I don’t know how accurate this observation is as I don’t regularly watch tech industry promo videos. However, let’s assume it is true. Perhaps McMansion owners are more likely to purchase Microsoft products so Microsoft is simply portraying its target demographic. Perhaps Microsoft critics would love to tie Microsoft to McMansions and put together ideas that Microsoft simply mass produces products that don’t work well in the long run.

What are particular companies or perhaps products that would work well in advertisements with McMansions? A few ideas:

1. McDonald’s. An easy connection: mass production, supersizing, quantity over quality. Both have their enthusiastic detractors. Both seem to continue on anyhow (see this recent piece about a recent jump in sales of McMansions).

2. SUVs. These are commonly put together as symbols of excess and environmental waste. A Hummer would work well here. But what about a Honda CR-V or a Toyota Rav4?

3. Home Depot or any other big box home improvement store. Your mass produced McMansion is falling apart after five years or you need materials for a big brick fireplace on your 300 square foot patio? Save money and buy whatever you need here.

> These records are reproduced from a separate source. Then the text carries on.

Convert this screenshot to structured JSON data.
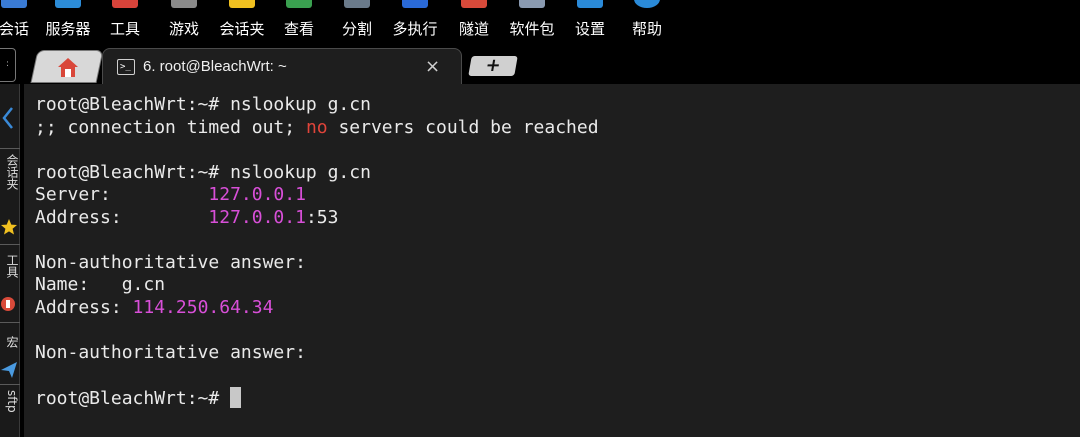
{
  "menubar": {
    "items": [
      {
        "label": "会话",
        "icon": "session-icon",
        "color": "#3a7bd5"
      },
      {
        "label": "服务器",
        "icon": "server-icon",
        "color": "#2c8cd8"
      },
      {
        "label": "工具",
        "icon": "tools-icon",
        "color": "#d8433a"
      },
      {
        "label": "游戏",
        "icon": "gamepad-icon",
        "color": "#8a8a8a"
      },
      {
        "label": "会话夹",
        "icon": "star-icon",
        "color": "#f0c020"
      },
      {
        "label": "查看",
        "icon": "view-icon",
        "color": "#3aa050"
      },
      {
        "label": "分割",
        "icon": "split-icon",
        "color": "#6a7a8a"
      },
      {
        "label": "多执行",
        "icon": "multiexec-icon",
        "color": "#2a6ad8"
      },
      {
        "label": "隧道",
        "icon": "tunnel-icon",
        "color": "#d84a3a"
      },
      {
        "label": "软件包",
        "icon": "package-icon",
        "color": "#8a9ab0"
      },
      {
        "label": "设置",
        "icon": "gear-icon",
        "color": "#2a8ad8"
      },
      {
        "label": "帮助",
        "icon": "help-icon",
        "color": "#2a8ad8"
      }
    ]
  },
  "tabs": {
    "active_title": "6. root@BleachWrt: ~",
    "close_glyph": "×",
    "new_tab_glyph": "+"
  },
  "sidebar": {
    "sections": [
      "会话夹",
      "工具",
      "宏",
      "sftp"
    ]
  },
  "terminal": {
    "prompt": "root@BleachWrt:~# ",
    "lines": [
      {
        "segments": [
          {
            "text": "root@BleachWrt:~# nslookup g.cn",
            "style": ""
          }
        ]
      },
      {
        "segments": [
          {
            "text": ";; connection timed out; ",
            "style": ""
          },
          {
            "text": "no",
            "style": "red"
          },
          {
            "text": " servers could be reached",
            "style": ""
          }
        ]
      },
      {
        "segments": [
          {
            "text": "",
            "style": ""
          }
        ]
      },
      {
        "segments": [
          {
            "text": "root@BleachWrt:~# nslookup g.cn",
            "style": ""
          }
        ]
      },
      {
        "segments": [
          {
            "text": "Server:         ",
            "style": ""
          },
          {
            "text": "127.0.0.1",
            "style": "mag"
          }
        ]
      },
      {
        "segments": [
          {
            "text": "Address:        ",
            "style": ""
          },
          {
            "text": "127.0.0.1",
            "style": "mag"
          },
          {
            "text": ":53",
            "style": ""
          }
        ]
      },
      {
        "segments": [
          {
            "text": "",
            "style": ""
          }
        ]
      },
      {
        "segments": [
          {
            "text": "Non-authoritative answer:",
            "style": ""
          }
        ]
      },
      {
        "segments": [
          {
            "text": "Name:   g.cn",
            "style": ""
          }
        ]
      },
      {
        "segments": [
          {
            "text": "Address: ",
            "style": ""
          },
          {
            "text": "114.250.64.34",
            "style": "mag"
          }
        ]
      },
      {
        "segments": [
          {
            "text": "",
            "style": ""
          }
        ]
      },
      {
        "segments": [
          {
            "text": "Non-authoritative answer:",
            "style": ""
          }
        ]
      },
      {
        "segments": [
          {
            "text": "",
            "style": ""
          }
        ]
      },
      {
        "segments": [
          {
            "text": "root@BleachWrt:~# ",
            "style": ""
          }
        ]
      }
    ]
  },
  "colors": {
    "terminal_bg": "#1e1e1e",
    "text": "#eaeaea",
    "error_red": "#e0443a",
    "ip_magenta": "#d84fd8"
  }
}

Contrast this with companies that might rather drop dead than be caught advertising with McMansions. Apple: not exactly the image they are trying to portray. Ikea tends to go with smaller spaces. Trendy companies as well as green products likely want to avoid being tied to McMansions.